[Task objective]:
Pull every line with "html" from the data.

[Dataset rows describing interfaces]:
◆ ◆ ◆
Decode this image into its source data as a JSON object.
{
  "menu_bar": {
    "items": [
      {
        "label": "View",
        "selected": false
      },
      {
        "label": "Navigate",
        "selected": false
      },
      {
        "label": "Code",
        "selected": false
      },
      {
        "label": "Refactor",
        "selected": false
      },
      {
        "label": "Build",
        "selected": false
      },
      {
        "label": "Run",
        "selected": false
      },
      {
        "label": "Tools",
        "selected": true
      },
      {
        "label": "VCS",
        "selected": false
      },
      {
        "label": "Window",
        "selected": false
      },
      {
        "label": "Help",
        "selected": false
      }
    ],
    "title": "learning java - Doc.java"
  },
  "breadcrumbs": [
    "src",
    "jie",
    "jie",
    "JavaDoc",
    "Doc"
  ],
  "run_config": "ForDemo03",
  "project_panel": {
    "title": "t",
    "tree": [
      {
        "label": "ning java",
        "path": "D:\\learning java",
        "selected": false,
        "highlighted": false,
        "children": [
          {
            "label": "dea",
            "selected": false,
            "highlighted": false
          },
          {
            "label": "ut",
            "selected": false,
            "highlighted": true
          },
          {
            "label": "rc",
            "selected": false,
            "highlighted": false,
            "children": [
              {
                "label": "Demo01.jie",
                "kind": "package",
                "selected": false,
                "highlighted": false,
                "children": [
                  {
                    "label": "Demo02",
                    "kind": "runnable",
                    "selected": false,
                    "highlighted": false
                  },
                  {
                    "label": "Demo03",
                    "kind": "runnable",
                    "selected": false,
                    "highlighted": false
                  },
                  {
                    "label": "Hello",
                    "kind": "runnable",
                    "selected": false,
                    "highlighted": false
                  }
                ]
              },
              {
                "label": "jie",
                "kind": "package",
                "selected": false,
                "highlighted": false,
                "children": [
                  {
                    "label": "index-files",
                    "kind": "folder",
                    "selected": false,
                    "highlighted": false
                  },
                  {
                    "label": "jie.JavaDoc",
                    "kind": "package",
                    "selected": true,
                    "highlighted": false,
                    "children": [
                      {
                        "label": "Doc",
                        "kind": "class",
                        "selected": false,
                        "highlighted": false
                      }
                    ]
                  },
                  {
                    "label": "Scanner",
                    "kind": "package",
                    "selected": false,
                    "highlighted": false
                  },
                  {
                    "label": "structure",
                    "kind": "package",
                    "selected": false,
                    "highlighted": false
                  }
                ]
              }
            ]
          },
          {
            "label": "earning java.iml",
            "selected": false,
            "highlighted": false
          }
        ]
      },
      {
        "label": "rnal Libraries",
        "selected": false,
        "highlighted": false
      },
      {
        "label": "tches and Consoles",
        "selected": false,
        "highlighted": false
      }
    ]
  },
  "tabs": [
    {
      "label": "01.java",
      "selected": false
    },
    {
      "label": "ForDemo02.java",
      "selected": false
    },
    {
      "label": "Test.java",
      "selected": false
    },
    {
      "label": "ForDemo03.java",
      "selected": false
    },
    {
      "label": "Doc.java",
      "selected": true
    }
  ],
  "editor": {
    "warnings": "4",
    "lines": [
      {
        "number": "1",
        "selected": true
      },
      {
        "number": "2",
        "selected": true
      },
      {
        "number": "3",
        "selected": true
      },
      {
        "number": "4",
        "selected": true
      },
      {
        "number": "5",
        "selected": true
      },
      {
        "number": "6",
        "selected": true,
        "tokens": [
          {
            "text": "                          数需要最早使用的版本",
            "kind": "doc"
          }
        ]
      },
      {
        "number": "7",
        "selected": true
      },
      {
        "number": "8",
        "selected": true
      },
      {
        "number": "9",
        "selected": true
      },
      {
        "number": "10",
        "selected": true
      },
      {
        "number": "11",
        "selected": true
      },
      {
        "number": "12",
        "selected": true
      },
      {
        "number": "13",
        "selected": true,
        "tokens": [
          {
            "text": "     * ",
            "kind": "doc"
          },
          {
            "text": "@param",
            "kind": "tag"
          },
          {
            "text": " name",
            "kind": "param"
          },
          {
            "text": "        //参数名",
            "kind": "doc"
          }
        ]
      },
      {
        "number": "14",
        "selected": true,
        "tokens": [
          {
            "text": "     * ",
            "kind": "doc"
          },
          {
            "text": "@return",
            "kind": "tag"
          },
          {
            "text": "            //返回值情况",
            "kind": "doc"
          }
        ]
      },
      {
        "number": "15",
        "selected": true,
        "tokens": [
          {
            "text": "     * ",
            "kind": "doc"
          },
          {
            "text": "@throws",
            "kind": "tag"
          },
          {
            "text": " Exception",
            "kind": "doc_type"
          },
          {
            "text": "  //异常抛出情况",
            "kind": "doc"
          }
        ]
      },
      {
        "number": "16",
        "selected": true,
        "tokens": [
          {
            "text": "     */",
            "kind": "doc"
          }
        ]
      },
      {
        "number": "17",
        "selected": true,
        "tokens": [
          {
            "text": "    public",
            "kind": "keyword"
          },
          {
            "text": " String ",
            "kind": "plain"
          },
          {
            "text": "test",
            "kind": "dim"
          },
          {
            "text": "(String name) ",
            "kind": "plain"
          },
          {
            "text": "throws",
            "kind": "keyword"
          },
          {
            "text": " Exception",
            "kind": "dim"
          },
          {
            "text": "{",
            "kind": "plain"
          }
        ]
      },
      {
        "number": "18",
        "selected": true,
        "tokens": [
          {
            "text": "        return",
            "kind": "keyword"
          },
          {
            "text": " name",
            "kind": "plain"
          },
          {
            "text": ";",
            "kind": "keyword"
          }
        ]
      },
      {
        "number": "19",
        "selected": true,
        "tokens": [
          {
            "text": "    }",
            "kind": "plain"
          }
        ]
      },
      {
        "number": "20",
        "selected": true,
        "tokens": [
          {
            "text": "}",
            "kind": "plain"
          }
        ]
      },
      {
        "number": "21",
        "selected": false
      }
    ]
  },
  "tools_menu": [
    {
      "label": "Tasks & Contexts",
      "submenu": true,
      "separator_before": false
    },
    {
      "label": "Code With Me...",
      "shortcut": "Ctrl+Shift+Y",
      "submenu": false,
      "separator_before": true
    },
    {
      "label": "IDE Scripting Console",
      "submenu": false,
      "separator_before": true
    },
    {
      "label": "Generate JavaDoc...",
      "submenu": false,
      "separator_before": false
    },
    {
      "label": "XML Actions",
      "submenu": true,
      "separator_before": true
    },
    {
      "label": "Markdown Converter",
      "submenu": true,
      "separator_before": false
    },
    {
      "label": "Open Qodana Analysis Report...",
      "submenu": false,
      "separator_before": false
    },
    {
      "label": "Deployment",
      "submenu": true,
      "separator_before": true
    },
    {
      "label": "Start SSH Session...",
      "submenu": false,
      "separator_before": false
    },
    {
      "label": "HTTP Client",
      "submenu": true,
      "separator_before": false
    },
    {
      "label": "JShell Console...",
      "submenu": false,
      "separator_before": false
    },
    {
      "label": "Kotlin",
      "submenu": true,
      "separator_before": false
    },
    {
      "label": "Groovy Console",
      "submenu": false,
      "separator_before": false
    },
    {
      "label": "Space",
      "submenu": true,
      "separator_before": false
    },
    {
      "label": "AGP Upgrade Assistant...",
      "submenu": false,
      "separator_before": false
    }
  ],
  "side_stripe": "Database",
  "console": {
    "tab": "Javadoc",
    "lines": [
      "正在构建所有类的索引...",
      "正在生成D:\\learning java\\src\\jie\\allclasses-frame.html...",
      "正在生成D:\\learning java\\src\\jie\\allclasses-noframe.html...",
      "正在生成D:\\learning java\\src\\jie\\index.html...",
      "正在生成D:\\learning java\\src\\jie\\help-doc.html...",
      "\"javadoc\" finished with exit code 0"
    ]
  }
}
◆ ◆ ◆
[Written answer]:
      "正在生成D:\\learning java\\src\\jie\\allclasses-frame.html...",
      "正在生成D:\\learning java\\src\\jie\\allclasses-noframe.html...",
      "正在生成D:\\learning java\\src\\jie\\index.html...",
      "正在生成D:\\learning java\\src\\jie\\help-doc.html...",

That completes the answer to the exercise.